Rep. Steve Israel (D-NY) introduced a bill on the House floor that would limit those with a juvenile criminal record from ever owning a firearm. (Photo: Evan Vucci, AP)

Rep. Steve Israel (D-NY) introduced a bill on the House floor that would limit those with a juvenile criminal record from ever owning a firearm. (Photo: Evan Vucci, AP)

A new bill hit the House floor late last week that would affect potential gun owners with a prior, juvenile criminal record.

The bill, H.R. 6052, introduced by Rep. Steve Israel (D-NY) to the House Committee on the Judiciary would amend the federal firearms code to “prohibit possession of a firearm by persons adjudicated to committed violent juvenile acts.”

Under current federal firearms code, adults previously convicted of a juvenile violent act — physical violence, burglary, arson, extortion— in which they would have received a sentence of one year or more are prohibited from purchasing a gun under the code.

The proposed bill would ditch the one year requirement, meaning that any juvenile violent offense would prevent individuals from future gun ownership.

Under the federal process, minors attend adjudicated hearings in front of a judge in lieu of a trial before their peers. Depending on the specifics of a case, juvenile records can be sealed or expunged once the individual meets set-forth conditions and turns 18. If erased, it’s as if the arrest never happened and individuals may legally buy, possess and carry firearms in adulthood as they are no longer considered felons.

Israel, who holds a ‘F’ rating with the National Rifle Association, previously supported other gun control legislation, targeting 3D gun printing. In 2013, he attempted to add verbiage to the Undetectable Firearms Act that would eliminate fully plastic 3D guns. His addition did not pass.

The congressman also participated in the much-publicized Democratic sit-in back in June.
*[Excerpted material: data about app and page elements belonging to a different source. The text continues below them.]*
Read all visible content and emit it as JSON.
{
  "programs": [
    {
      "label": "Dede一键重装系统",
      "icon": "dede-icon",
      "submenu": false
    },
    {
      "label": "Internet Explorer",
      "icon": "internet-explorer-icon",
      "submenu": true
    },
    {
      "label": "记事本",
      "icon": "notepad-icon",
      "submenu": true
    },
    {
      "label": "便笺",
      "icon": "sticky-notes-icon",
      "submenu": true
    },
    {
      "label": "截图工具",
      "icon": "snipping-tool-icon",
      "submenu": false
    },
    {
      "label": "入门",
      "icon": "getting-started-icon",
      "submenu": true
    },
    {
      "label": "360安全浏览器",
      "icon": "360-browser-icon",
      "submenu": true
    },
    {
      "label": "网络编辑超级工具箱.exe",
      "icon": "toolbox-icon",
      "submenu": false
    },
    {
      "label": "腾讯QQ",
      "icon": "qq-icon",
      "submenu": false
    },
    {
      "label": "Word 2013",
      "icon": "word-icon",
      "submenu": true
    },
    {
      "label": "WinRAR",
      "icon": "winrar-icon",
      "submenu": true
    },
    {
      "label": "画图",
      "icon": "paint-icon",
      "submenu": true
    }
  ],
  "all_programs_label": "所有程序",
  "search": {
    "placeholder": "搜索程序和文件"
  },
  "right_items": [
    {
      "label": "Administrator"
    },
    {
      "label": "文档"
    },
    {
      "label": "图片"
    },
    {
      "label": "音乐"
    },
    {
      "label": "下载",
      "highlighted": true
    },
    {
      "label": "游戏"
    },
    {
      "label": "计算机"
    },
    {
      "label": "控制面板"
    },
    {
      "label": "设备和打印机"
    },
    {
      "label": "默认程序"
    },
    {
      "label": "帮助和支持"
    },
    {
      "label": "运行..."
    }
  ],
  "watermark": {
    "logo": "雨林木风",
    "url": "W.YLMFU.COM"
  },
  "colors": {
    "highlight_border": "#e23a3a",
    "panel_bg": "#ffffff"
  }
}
The sit-in sought to force Republicans into precluding gun ownership for Americans placed on the Transportation Security Administration’s no-fly list.

“House Republicans have absolutely no defense on the issue … and we intend to use every single tool in our toolbox to force and even shame House Republicans into making it harder for terrorists to kill Americans,” Israel told Politico during the sit-in.

Israel and his compatriots made little progress on the issue, eventually ending the sit-in.

Israel is on the tail end of his Congressional run, choosing to retire at the end of 2016 instead of vying for re-election.